═════ SUPPLIED ENTRIES

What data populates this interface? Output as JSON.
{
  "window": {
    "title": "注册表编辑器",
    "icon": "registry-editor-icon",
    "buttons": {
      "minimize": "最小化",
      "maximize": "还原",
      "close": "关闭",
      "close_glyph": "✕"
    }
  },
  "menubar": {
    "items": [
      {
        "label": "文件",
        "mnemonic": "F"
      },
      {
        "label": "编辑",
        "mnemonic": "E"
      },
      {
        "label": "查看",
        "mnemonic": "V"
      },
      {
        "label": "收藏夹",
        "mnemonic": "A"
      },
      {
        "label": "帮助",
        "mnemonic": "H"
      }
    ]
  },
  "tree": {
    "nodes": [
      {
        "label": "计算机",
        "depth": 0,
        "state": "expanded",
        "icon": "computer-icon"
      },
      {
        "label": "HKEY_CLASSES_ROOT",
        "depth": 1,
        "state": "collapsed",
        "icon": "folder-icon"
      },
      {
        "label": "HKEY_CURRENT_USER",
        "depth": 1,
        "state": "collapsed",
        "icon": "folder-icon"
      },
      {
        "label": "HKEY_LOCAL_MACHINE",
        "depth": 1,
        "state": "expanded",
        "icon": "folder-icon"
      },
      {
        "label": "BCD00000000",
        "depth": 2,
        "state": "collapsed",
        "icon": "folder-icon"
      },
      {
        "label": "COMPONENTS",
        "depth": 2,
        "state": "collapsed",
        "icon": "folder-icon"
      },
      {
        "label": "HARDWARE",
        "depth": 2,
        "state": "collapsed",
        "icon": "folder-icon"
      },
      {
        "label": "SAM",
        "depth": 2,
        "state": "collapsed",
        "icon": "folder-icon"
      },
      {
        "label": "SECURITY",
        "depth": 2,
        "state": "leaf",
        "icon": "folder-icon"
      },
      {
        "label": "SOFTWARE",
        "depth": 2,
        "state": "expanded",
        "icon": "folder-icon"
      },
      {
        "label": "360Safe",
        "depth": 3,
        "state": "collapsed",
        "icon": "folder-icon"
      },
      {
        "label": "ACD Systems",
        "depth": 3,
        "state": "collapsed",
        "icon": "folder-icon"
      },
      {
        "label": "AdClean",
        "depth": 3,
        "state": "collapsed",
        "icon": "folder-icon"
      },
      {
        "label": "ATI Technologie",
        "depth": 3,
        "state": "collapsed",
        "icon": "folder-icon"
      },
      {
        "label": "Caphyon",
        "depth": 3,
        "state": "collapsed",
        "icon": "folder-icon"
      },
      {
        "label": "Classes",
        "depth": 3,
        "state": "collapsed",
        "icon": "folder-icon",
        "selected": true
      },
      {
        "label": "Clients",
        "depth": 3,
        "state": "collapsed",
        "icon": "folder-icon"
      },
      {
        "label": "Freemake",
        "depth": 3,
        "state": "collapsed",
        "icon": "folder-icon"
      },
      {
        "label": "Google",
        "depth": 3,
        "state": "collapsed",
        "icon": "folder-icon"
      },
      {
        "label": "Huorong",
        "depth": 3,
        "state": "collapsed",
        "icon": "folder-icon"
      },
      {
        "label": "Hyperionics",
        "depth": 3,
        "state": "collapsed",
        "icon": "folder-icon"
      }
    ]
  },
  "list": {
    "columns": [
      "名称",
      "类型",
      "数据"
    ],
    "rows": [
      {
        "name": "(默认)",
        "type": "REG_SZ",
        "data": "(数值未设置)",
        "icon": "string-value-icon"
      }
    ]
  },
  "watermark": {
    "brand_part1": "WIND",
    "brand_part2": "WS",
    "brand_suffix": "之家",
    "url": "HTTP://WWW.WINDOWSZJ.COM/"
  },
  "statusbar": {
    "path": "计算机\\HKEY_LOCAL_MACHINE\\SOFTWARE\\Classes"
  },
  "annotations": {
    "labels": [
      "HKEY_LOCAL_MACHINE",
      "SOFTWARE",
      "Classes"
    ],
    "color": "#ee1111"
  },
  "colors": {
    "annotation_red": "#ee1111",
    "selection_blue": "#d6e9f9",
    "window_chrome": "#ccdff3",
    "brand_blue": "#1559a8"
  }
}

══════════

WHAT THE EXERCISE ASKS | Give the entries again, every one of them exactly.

ANSWER TO THIS PROBLEM |
What data populates this interface? Output as JSON.
{
  "window": {
    "title": "注册表编辑器",
    "icon": "registry-editor-icon",
    "buttons": {
      "minimize": "最小化",
      "maximize": "还原",
      "close": "关闭",
      "close_glyph": "✕"
    }
  },
  "menubar": {
    "items": [
      {
        "label": "文件",
        "mnemonic": "F"
      },
      {
        "label": "编辑",
        "mnemonic": "E"
      },
      {
        "label": "查看",
        "mnemonic": "V"
      },
      {
        "label": "收藏夹",
        "mnemonic": "A"
      },
      {
        "label": "帮助",
        "mnemonic": "H"
      }
    ]
  },
  "tree": {
    "nodes": [
      {
        "label": "计算机",
        "depth": 0,
        "state": "expanded",
        "icon": "computer-icon"
      },
      {
        "label": "HKEY_CLASSES_ROOT",
        "depth": 1,
        "state": "collapsed",
        "icon": "folder-icon"
      },
      {
        "label": "HKEY_CURRENT_USER",
        "depth": 1,
        "state": "collapsed",
        "icon": "folder-icon"
      },
      {
        "label": "HKEY_LOCAL_MACHINE",
        "depth": 1,
        "state": "expanded",
        "icon": "folder-icon"
      },
      {
        "label": "BCD00000000",
        "depth": 2,
        "state": "collapsed",
        "icon": "folder-icon"
      },
      {
        "label": "COMPONENTS",
        "depth": 2,
        "state": "collapsed",
        "icon": "folder-icon"
      },
      {
        "label": "HARDWARE",
        "depth": 2,
        "state": "collapsed",
        "icon": "folder-icon"
      },
      {
        "label": "SAM",
        "depth": 2,
        "state": "collapsed",
        "icon": "folder-icon"
      },
      {
        "label": "SECURITY",
        "depth": 2,
        "state": "leaf",
        "icon": "folder-icon"
      },
      {
        "label": "SOFTWARE",
        "depth": 2,
        "state": "expanded",
        "icon": "folder-icon"
      },
      {
        "label": "360Safe",
        "depth": 3,
        "state": "collapsed",
        "icon": "folder-icon"
      },
      {
        "label": "ACD Systems",
        "depth": 3,
        "state": "collapsed",
        "icon": "folder-icon"
      },
      {
        "label": "AdClean",
        "depth": 3,
        "state": "collapsed",
        "icon": "folder-icon"
      },
      {
        "label": "ATI Technologie",
        "depth": 3,
        "state": "collapsed",
        "icon": "folder-icon"
      },
      {
        "label": "Caphyon",
        "depth": 3,
        "state": "collapsed",
        "icon": "folder-icon"
      },
      {
        "label": "Classes",
        "depth": 3,
        "state": "collapsed",
        "icon": "folder-icon",
        "selected": true
      },
      {
        "label": "Clients",
        "depth": 3,
        "state": "collapsed",
        "icon": "folder-icon"
      },
      {
        "label": "Freemake",
        "depth": 3,
        "state": "collapsed",
        "icon": "folder-icon"
      },
      {
        "label": "Google",
        "depth": 3,
        "state": "collapsed",
        "icon": "folder-icon"
      },
      {
        "label": "Huorong",
        "depth": 3,
        "state": "collapsed",
        "icon": "folder-icon"
      },
      {
        "label": "Hyperionics",
        "depth": 3,
        "state": "collapsed",
        "icon": "folder-icon"
      }
    ]
  },
  "list": {
    "columns": [
      "名称",
      "类型",
      "数据"
    ],
    "rows": [
      {
        "name": "(默认)",
        "type": "REG_SZ",
        "data": "(数值未设置)",
        "icon": "string-value-icon"
      }
    ]
  },
  "watermark": {
    "brand_part1": "WIND",
    "brand_part2": "WS",
    "brand_suffix": "之家",
    "url": "HTTP://WWW.WINDOWSZJ.COM/"
  },
  "statusbar": {
    "path": "计算机\\HKEY_LOCAL_MACHINE\\SOFTWARE\\Classes"
  },
  "annotations": {
    "labels": [
      "HKEY_LOCAL_MACHINE",
      "SOFTWARE",
      "Classes"
    ],
    "color": "#ee1111"
  },
  "colors": {
    "annotation_red": "#ee1111",
    "selection_blue": "#d6e9f9",
    "window_chrome": "#ccdff3",
    "brand_blue": "#1559a8"
  }
}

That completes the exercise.